Are there any circumstances under which using a value $$w < 0$$ would help us find a solution in over-relaxation faster than we can with the ordinary relaxation method?

Over Relaxation Method:

$$x'= [1 + w]f(x) - wx$$

### Example

Calculating $$x = 1-e^{-3x}$$

Take x = 1 as initial value, and w as 0.2

x' = (1+0.2)f(1)-0.2(1) = 0.94025551795

x' = (1+0.2)f(0.94025551795)-0.2(0.94025551795) = 0.94047657354

x' = (1+0.2)f(0.94047657354)-0.2(0.94047657354) = 0.94047974478

x' = (1+0.2)f(0.94047974478)=0.2(0.94047974478) = 0.94047979005


We stop until the value get to a certain accuracy

Why would the over-relaxation reach the solution faster if we consider $$w < 0$$ in non-linear function such as $$x = 1 - e^{(1 - x^2)}$$?

• Cross posted on Physics: physics.stackexchange.com/q/468753/25301 – Kyle Kanos Mar 26 '19 at 14:31
• It seems like you are trying to find the roots of a nonlinear equation using fixed-point iteration. It also seems that you are using the opposite signs for the $w$, compared with the usual convention. I would say that the other sign looks more natural (to me) because it resembles a convex linear combination. – nicoguaro Apr 1 '19 at 15:39

## 2 Answers

You don't say which method you are using (Jacobi? SSOR?) but in general, if you choose the weight negative, the iteration you are using is no longer a contraction and you will not converge at all.

• The relaxation method is using the following equation to find the solution: x'=(1+w)f(x)-wx. The instructor ask us to consider the equation x = 1-e^(1-x^2) because the property of such non-linear equation would result in w < 0 getting a solution faster than normal. But I still don't get why it would result in a solution faster even I plot the graph out. – Programmer Apr 1 '19 at 5:06

No, it won't work.
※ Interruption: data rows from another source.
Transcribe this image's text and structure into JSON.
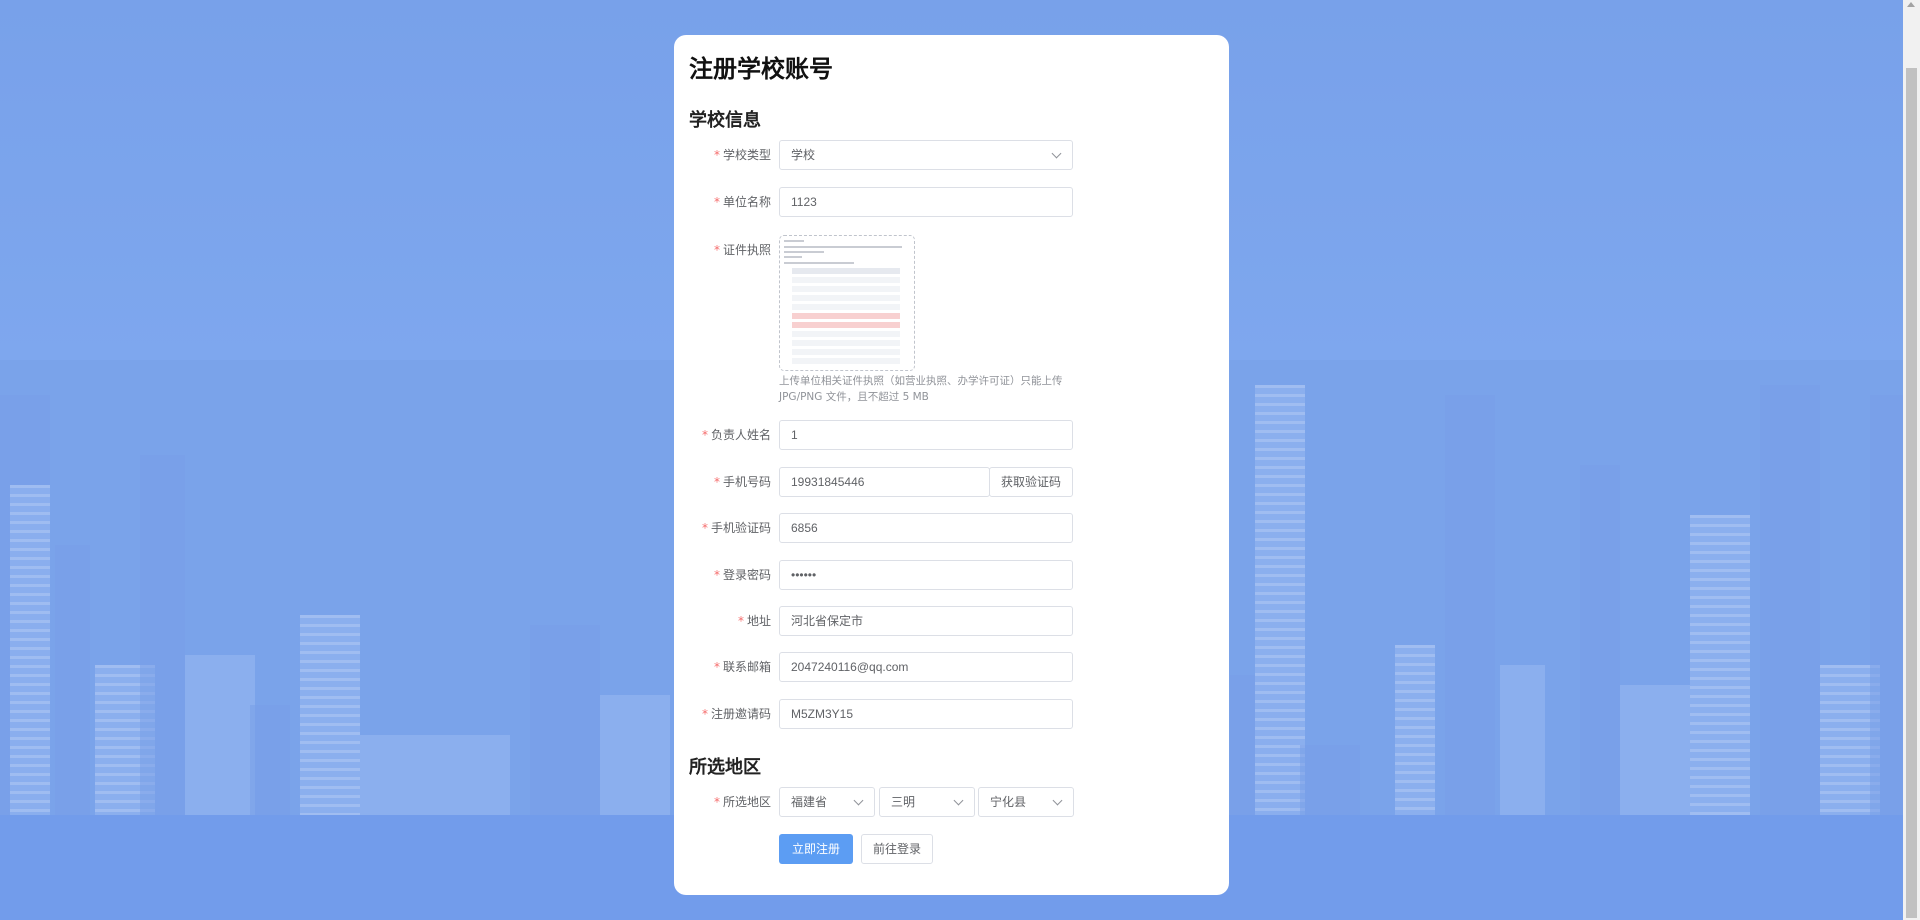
{
  "page": {
    "title": "注册学校账号"
  },
  "school_section": {
    "title": "学校信息",
    "fields": {
      "school_type": {
        "label": "学校类型",
        "value": "学校"
      },
      "unit_name": {
        "label": "单位名称",
        "value": "1123"
      },
      "license": {
        "label": "证件执照",
        "tip": "上传单位相关证件执照（如营业执照、办学许可证）只能上传 JPG/PNG 文件，且不超过 5 MB"
      },
      "principal_name": {
        "label": "负责人姓名",
        "value": "1"
      },
      "phone": {
        "label": "手机号码",
        "value": "19931845446",
        "code_button": "获取验证码"
      },
      "sms_code": {
        "label": "手机验证码",
        "value": "6856"
      },
      "password": {
        "label": "登录密码",
        "value": "••••••"
      },
      "address": {
        "label": "地址",
        "value": "河北省保定市"
      },
      "email": {
        "label": "联系邮箱",
        "value": "2047240116@qq.com"
      },
      "invite_code": {
        "label": "注册邀请码",
        "value": "M5ZM3Y15"
      }
    }
  },
  "region_section": {
    "title": "所选地区",
    "label": "所选地区",
    "province": "福建省",
    "city": "三明",
    "county": "宁化县"
  },
  "actions": {
    "register": "立即注册",
    "login": "前往登录"
  },
  "required_mark": "*",
  "colors": {
    "background": "#7aa3ea",
    "primary": "#5c9df3",
    "required": "#f56c6c"
  }
}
Kahan's theorem assures you that it will converge if w is between 0 and 2